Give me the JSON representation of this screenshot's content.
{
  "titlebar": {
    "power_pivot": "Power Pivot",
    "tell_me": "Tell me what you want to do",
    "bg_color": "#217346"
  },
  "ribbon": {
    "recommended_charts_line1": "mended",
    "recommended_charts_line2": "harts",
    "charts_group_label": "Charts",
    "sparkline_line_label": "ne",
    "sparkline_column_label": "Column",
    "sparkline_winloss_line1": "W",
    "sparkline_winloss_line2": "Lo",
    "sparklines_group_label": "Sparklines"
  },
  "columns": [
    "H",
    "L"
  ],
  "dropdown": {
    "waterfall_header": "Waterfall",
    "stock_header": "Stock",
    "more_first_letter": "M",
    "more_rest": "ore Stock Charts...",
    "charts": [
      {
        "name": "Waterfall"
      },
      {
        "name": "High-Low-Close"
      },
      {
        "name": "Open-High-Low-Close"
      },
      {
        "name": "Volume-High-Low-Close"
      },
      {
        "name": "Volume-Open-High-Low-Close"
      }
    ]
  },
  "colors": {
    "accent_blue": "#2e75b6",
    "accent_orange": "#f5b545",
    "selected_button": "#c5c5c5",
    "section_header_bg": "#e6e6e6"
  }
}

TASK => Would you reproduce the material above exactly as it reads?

EXERCISE RESPONSE =>
Give me the JSON representation of this screenshot's content.
{
  "titlebar": {
    "power_pivot": "Power Pivot",
    "tell_me": "Tell me what you want to do",
    "bg_color": "#217346"
  },
  "ribbon": {
    "recommended_charts_line1": "mended",
    "recommended_charts_line2": "harts",
    "charts_group_label": "Charts",
    "sparkline_line_label": "ne",
    "sparkline_column_label": "Column",
    "sparkline_winloss_line1": "W",
    "sparkline_winloss_line2": "Lo",
    "sparklines_group_label": "Sparklines"
  },
  "columns": [
    "H",
    "L"
  ],
  "dropdown": {
    "waterfall_header": "Waterfall",
    "stock_header": "Stock",
    "more_first_letter": "M",
    "more_rest": "ore Stock Charts...",
    "charts": [
      {
        "name": "Waterfall"
      },
      {
        "name": "High-Low-Close"
      },
      {
        "name": "Open-High-Low-Close"
      },
      {
        "name": "Volume-High-Low-Close"
      },
      {
        "name": "Volume-Open-High-Low-Close"
      }
    ]
  },
  "colors": {
    "accent_blue": "#2e75b6",
    "accent_orange": "#f5b545",
    "selected_button": "#c5c5c5",
    "section_header_bg": "#e6e6e6"
  }
}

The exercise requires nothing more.